Exercise input START

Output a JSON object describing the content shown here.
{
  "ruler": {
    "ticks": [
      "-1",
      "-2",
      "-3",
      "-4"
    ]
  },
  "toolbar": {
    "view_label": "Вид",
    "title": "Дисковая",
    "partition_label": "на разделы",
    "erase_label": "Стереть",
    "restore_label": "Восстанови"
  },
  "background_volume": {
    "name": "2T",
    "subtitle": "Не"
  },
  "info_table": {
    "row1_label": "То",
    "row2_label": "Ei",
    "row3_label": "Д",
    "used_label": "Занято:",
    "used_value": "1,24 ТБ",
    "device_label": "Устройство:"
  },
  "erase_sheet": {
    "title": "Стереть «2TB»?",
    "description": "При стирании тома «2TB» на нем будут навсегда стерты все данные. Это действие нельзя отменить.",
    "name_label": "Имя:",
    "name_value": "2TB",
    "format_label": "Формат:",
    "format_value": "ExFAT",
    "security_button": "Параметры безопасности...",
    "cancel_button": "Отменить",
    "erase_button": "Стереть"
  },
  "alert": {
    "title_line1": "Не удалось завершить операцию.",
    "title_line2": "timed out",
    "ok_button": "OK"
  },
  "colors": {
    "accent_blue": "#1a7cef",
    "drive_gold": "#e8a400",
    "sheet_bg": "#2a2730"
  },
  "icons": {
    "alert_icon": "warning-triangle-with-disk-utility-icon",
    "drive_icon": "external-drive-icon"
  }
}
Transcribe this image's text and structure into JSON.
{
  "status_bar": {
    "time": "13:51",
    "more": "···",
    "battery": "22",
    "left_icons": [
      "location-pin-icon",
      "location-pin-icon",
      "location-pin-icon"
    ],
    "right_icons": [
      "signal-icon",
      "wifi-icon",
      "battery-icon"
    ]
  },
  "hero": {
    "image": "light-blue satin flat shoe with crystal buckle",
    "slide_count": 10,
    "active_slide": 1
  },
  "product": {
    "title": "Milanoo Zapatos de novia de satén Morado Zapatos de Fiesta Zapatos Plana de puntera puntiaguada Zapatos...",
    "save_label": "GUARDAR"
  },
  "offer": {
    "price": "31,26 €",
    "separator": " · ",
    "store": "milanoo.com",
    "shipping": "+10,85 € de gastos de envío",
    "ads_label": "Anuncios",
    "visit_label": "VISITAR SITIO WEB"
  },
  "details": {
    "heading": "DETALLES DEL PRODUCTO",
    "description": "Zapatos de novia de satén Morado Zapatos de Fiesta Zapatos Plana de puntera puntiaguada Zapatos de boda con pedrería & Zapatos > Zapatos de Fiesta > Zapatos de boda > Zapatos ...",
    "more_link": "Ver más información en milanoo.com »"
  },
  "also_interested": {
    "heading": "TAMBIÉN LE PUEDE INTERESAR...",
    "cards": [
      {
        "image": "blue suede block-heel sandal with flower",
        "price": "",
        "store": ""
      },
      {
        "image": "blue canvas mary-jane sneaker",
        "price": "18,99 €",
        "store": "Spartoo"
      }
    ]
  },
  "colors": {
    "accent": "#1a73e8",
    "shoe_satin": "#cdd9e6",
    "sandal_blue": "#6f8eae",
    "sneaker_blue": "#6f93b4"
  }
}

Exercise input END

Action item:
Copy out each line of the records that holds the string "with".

Response to this task:
    "alert_icon": "warning-triangle-with-disk-utility-icon",
    "image": "light-blue satin flat shoe with crystal buckle",
        "image": "blue suede block-heel sandal with flower",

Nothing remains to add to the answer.